This is the third album of The Cure’s that I’ve essentially deemed perfect, which is a rare feat for any band to pull off. One perfect album? That’s worth celebrating on its own. But three? That’s a near impossibility. Disintegration is largely regarded as the best Cure album, and with good reason. You won’t find an album in their catalog with as much detail and grandeur, with as much emotion and vulnerability. Where Pornography is the band at their most intense and visceral, and The Head at the Door is their pop wonder, Disintegration is the summary of the band’s strength, orchestrated into a dreamy 70-minute work of undeniable beauty. It begins with “Plainsong,” a huge, affecting dirge of powerful synths and ethereal guitars, setting the stage for a devastating hour and change to follow.
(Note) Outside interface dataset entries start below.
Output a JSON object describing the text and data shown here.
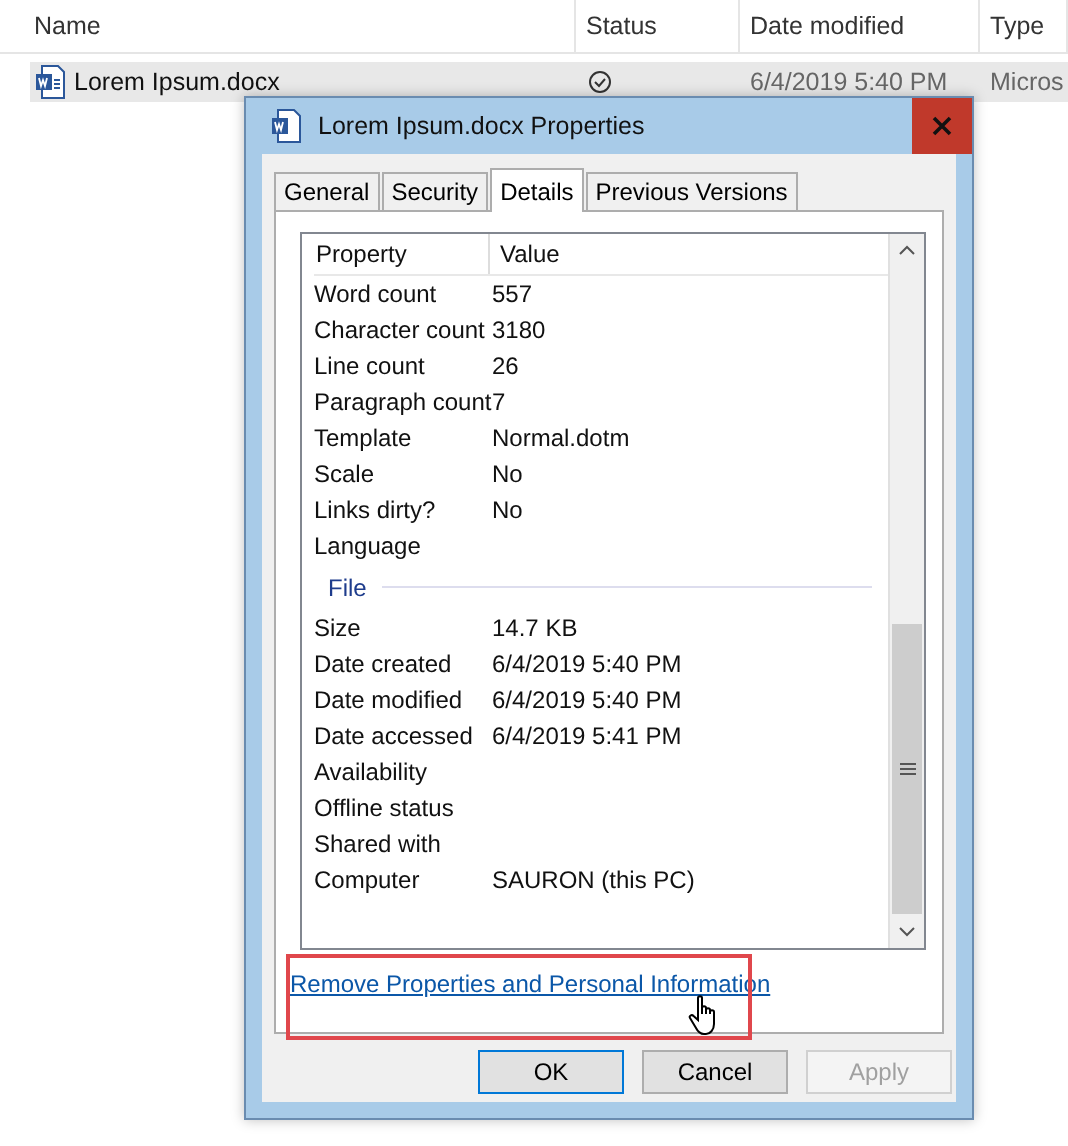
{
  "explorer": {
    "columns": [
      "Name",
      "Status",
      "Date modified",
      "Type"
    ],
    "files": [
      {
        "name": "Lorem Ipsum.docx",
        "selected": true,
        "date_modified": "6/4/2019 5:40 PM",
        "type": "Micros"
      }
    ]
  },
  "dialog": {
    "title": "Lorem Ipsum.docx Properties",
    "tabs": [
      {
        "label": "General",
        "selected": false
      },
      {
        "label": "Security",
        "selected": false
      },
      {
        "label": "Details",
        "selected": true
      },
      {
        "label": "Previous Versions",
        "selected": false
      }
    ],
    "list": {
      "columns": [
        "Property",
        "Value"
      ],
      "rows": [
        {
          "kind": "property",
          "property": "Word count",
          "value": "557"
        },
        {
          "kind": "property",
          "property": "Character count",
          "value": "3180"
        },
        {
          "kind": "property",
          "property": "Line count",
          "value": "26"
        },
        {
          "kind": "property",
          "property": "Paragraph count",
          "value": "7"
        },
        {
          "kind": "property",
          "property": "Template",
          "value": "Normal.dotm"
        },
        {
          "kind": "property",
          "property": "Scale",
          "value": "No"
        },
        {
          "kind": "property",
          "property": "Links dirty?",
          "value": "No"
        },
        {
          "kind": "property",
          "property": "Language"
        },
        {
          "kind": "section",
          "property": "File"
        },
        {
          "kind": "property",
          "property": "Size",
          "value": "14.7 KB"
        },
        {
          "kind": "property",
          "property": "Date created",
          "value": "6/4/2019 5:40 PM"
        },
        {
          "kind": "property",
          "property": "Date modified",
          "value": "6/4/2019 5:40 PM"
        },
        {
          "kind": "property",
          "property": "Date accessed",
          "value": "6/4/2019 5:41 PM"
        },
        {
          "kind": "property",
          "property": "Availability"
        },
        {
          "kind": "property",
          "property": "Offline status"
        },
        {
          "kind": "property",
          "property": "Shared with"
        },
        {
          "kind": "property",
          "property": "Computer",
          "value": "SAURON (this PC)"
        }
      ]
    },
    "link": "Remove Properties and Personal Information",
    "buttons": [
      {
        "label": "OK",
        "disabled": false,
        "default": true
      },
      {
        "label": "Cancel",
        "disabled": false,
        "default": false
      },
      {
        "label": "Apply",
        "disabled": true,
        "default": false
      }
    ]
  }
}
Written in the midst of an early-mid-life crisis in which Robert Smith was depressed about not being able to achieve his artistic potential by age 30, he essentially outdid himself on that front, delivering at age 30 what his twenties suggested was there all along. It’s an album that’s frequently sad and delicate, yet among the most powerful and forceful of anything The Cure has ever released. It has at least four perfect pop songs: the earworm “Love Song,” the eerie “Lullaby,” the touching “Pictures of You” and the driving “Fascination Street.” It’s also fucking epic. The title track are eight of the most immaculate minutes the band’s ever recorded, while “The Same Deep Water As You” explores nine minutes of aching melancholy, and “Prayers for Rain” is simply heavy. Disintegration is both the band’s most cohesive whole and a collection of individual highlights, suggesting that Robert Smith’s own crisis of creativity was exactly the thing that led him to create his best work.
Rating: 10 out of 10
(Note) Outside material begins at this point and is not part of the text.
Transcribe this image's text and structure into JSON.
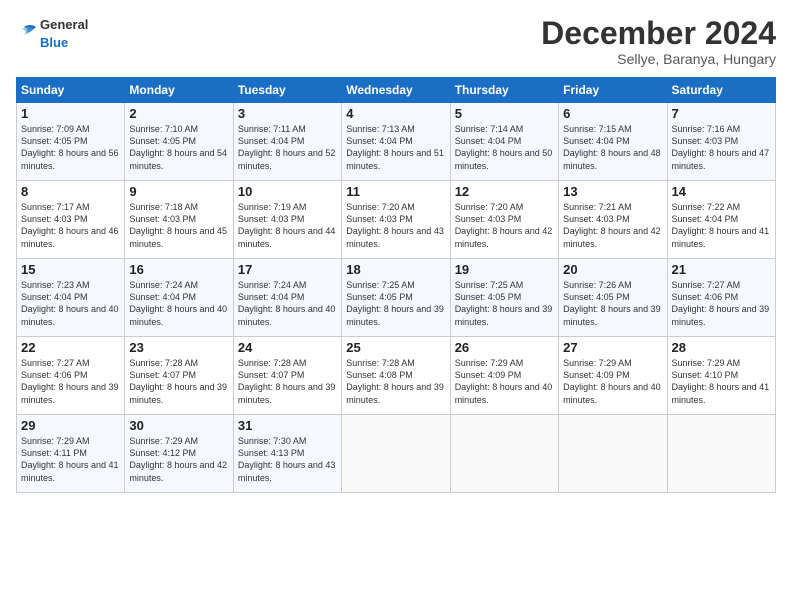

After Disintegration, The Cure’s output began to slow considerably, to a regular pace of one album per presidential election year in the U.S. (up to 2008, which was the last one). So, since the ’90s, that’s added up to five albums in 24 years vs. eight in 10 in the period before that. They’ve also reached a level of success much greater than that of their earliest years, so the necessity of playing bigger shows in bigger venues with bigger productions also assumes a considerable amount of the band’s time. There’s also the benefit of having more time to spend in the studio, and taking more time off when you aren’t. Wish, like Disintegration, is a big album. One of the biggest, in fact, of The Cure’s career, and not just because it contains the mega-hit “Friday I’m In Love.” It’s big in sound, big in scope, and maintains the vast scope of its predecessor. It’s not, however, quite so ethereal or tormented. It’s much more of a rock album, or perhaps more accurately, an alt-rock album. The guitars are louder, the rhythms hit harder—it’s not grunge by any measure, but there’s an edge to it. And yet, it’s remarkably accessible—”High” and “Friday I’m In Love” are two immediate, easy to love Cure songs that essentially avoid the goth-rock moroseness that’s been something of a signature. The highest peaks on the album are those that are signature Cure songs through and through, like the driving rhythms of “Open” or the soaring epic, “From the Edge of the Deep Green Sea.” Wish is an album that’s big on both hits and characteristic Cure sound, and perhaps their last truly great album. (Though there has been at least one really good one since then.)
Rating: 9.0 out of 10